• **ABOUT THIS EXERCISE**
Pick out each line of the records in which the word "true" appears.
(RECORDS FOR THIS TASK Opens)
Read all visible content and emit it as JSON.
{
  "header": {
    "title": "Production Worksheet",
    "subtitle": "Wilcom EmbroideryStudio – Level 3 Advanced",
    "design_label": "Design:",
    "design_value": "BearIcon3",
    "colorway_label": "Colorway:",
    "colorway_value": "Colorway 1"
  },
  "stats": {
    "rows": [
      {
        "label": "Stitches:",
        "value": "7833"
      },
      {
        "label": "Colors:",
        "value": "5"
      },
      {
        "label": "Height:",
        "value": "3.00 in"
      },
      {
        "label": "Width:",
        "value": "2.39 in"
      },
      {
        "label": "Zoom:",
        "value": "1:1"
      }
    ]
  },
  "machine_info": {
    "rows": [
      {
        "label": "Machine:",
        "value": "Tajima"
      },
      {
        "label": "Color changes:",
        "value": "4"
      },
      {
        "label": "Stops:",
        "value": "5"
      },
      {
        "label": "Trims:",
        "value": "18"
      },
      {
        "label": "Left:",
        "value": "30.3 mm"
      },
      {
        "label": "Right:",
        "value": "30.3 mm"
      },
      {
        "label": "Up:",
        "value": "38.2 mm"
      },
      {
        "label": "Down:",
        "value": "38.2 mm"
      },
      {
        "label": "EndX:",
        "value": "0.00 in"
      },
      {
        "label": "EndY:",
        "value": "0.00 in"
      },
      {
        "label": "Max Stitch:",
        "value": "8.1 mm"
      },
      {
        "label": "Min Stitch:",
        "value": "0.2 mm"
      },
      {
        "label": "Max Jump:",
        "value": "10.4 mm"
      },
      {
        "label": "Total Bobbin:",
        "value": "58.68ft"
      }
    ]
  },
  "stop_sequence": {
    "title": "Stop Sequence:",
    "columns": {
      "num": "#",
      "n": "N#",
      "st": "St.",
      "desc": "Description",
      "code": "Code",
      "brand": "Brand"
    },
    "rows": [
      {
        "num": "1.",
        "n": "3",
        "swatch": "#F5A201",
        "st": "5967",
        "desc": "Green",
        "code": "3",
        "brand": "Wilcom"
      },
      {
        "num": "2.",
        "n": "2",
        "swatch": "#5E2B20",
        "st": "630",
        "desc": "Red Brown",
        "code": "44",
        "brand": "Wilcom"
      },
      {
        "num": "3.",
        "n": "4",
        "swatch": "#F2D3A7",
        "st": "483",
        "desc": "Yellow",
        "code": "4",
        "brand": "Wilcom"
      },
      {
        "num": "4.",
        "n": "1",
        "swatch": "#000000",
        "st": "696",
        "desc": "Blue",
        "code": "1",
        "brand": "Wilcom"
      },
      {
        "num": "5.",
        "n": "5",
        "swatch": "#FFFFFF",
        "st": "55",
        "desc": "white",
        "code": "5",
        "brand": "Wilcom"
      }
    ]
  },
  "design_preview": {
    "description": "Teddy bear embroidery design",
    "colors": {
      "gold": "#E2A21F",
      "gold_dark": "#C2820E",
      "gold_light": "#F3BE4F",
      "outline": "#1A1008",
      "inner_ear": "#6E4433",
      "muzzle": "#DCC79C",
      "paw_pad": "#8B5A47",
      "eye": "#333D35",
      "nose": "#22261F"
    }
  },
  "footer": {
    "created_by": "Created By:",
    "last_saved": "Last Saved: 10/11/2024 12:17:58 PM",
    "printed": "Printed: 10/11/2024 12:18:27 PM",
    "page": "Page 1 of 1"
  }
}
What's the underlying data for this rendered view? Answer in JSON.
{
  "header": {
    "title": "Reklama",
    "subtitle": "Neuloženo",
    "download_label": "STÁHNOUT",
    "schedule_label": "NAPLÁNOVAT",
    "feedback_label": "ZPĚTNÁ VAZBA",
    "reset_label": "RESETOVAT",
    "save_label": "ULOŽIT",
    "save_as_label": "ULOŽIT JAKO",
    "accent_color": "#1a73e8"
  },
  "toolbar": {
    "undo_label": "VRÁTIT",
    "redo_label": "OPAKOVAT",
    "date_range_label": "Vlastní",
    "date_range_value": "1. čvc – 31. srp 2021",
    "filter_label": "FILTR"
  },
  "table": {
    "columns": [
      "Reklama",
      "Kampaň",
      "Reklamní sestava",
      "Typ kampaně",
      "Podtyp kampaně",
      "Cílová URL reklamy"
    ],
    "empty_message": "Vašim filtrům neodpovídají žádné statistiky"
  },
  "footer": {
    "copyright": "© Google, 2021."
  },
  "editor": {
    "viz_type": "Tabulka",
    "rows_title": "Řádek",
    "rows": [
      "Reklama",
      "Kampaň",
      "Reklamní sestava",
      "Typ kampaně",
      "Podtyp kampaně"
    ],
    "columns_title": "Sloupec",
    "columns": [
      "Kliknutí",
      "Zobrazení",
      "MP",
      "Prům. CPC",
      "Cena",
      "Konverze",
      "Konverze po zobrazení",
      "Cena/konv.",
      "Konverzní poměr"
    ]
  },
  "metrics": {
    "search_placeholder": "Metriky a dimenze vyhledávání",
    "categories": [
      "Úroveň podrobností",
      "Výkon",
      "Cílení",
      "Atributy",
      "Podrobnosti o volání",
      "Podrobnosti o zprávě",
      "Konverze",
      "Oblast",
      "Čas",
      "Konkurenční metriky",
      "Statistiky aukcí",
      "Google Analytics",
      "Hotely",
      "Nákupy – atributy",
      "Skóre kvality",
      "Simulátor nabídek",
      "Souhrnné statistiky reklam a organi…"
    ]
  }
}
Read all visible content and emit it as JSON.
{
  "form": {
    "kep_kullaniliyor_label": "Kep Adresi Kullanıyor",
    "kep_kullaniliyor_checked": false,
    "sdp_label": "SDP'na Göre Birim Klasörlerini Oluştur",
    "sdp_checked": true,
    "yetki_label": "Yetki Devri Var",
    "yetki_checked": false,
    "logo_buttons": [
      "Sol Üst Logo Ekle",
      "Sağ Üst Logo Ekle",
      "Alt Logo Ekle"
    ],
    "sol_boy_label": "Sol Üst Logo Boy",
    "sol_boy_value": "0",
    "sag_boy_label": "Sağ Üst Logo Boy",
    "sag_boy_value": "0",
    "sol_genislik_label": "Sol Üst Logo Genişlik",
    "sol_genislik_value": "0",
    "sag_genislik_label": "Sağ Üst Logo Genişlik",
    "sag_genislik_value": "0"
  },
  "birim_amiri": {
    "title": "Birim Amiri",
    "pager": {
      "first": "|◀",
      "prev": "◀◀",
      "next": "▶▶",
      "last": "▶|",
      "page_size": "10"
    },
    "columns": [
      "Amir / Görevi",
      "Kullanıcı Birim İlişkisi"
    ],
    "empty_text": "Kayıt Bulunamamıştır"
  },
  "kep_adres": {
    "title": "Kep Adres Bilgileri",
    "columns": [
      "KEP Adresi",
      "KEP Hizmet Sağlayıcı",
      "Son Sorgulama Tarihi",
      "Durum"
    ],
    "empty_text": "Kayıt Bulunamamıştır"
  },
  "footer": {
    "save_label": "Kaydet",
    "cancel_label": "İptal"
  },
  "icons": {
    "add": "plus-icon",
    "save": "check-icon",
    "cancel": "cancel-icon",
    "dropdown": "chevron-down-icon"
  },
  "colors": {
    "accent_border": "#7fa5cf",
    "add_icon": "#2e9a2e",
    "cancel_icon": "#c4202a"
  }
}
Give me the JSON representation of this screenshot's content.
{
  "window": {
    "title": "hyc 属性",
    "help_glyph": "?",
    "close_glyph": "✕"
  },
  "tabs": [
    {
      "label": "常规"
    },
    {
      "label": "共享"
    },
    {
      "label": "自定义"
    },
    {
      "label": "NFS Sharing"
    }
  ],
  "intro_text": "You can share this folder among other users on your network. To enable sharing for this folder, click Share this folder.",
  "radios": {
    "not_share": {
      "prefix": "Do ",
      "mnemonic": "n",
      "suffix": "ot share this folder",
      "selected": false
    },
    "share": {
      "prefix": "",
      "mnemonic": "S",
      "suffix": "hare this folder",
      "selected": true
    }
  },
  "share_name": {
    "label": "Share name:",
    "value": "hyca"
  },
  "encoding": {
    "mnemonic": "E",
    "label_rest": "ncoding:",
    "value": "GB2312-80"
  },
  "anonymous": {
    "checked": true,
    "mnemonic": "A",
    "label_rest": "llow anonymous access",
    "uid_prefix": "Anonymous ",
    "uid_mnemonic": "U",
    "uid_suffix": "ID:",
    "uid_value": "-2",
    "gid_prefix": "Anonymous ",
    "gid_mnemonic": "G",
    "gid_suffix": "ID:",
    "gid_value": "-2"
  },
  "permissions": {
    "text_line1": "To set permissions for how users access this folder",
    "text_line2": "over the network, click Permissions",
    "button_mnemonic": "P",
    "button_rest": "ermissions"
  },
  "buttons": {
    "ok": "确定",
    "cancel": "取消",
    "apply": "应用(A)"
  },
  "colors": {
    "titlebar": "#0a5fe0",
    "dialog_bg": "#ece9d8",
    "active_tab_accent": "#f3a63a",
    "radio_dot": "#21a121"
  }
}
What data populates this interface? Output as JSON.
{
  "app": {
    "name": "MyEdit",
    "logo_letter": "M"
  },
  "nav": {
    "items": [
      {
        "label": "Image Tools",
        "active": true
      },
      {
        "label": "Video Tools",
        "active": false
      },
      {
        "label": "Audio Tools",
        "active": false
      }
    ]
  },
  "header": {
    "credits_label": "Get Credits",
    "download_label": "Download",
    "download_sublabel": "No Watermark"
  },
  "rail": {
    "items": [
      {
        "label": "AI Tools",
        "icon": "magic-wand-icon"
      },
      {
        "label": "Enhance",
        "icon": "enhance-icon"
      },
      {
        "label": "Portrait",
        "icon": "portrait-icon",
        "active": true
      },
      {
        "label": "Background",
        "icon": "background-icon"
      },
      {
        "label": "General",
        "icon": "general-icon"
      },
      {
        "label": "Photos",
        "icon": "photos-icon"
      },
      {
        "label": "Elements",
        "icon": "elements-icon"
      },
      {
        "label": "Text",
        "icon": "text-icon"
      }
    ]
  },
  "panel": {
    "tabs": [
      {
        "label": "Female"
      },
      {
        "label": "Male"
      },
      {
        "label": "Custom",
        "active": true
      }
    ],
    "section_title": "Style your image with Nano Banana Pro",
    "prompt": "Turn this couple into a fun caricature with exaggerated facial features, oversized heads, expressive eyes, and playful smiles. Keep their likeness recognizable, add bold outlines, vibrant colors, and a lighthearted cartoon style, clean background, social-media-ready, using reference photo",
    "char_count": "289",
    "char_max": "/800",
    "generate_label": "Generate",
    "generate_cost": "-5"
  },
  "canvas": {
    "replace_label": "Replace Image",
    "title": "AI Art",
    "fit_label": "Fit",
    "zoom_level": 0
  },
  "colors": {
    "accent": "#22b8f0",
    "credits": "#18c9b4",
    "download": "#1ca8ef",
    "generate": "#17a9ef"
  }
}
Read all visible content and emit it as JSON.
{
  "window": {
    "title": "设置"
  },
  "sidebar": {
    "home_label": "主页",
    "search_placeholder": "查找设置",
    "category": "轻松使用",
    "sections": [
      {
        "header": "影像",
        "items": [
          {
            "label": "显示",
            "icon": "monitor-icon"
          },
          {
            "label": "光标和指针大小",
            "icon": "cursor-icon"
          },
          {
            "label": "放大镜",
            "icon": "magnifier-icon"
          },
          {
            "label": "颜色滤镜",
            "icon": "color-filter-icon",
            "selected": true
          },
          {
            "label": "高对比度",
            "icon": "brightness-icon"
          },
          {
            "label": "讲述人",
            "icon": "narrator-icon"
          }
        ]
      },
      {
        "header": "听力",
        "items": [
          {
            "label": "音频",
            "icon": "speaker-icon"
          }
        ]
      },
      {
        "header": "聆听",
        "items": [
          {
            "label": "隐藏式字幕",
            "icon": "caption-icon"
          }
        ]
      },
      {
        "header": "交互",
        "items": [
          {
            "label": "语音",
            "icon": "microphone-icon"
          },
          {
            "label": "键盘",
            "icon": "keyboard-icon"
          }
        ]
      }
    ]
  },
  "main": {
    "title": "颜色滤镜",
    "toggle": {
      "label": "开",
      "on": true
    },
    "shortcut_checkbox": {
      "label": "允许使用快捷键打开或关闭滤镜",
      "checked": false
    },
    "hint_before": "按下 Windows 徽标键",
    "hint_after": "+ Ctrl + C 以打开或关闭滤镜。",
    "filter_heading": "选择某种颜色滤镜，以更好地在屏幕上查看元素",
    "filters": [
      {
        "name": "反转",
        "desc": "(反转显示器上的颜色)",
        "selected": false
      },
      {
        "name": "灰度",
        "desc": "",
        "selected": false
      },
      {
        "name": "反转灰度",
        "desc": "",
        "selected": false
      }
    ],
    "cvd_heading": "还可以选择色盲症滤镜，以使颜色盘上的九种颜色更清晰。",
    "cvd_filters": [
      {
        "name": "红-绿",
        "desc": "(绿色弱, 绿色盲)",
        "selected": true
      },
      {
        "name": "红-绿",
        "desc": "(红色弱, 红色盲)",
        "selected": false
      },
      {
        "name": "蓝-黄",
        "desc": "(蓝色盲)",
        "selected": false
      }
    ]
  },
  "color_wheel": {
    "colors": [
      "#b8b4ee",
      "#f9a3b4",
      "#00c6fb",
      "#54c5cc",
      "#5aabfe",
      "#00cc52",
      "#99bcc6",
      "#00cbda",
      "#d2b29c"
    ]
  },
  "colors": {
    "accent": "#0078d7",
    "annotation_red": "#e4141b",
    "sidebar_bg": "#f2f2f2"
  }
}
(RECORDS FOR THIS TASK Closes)
• **SOLUTION FOR THIS TASK**
    "sdp_checked": true,
      "selected": true
    "checked": true,
        "active": true
        "active": true
        "active": true
            "selected": true
      "on": true
        "selected": true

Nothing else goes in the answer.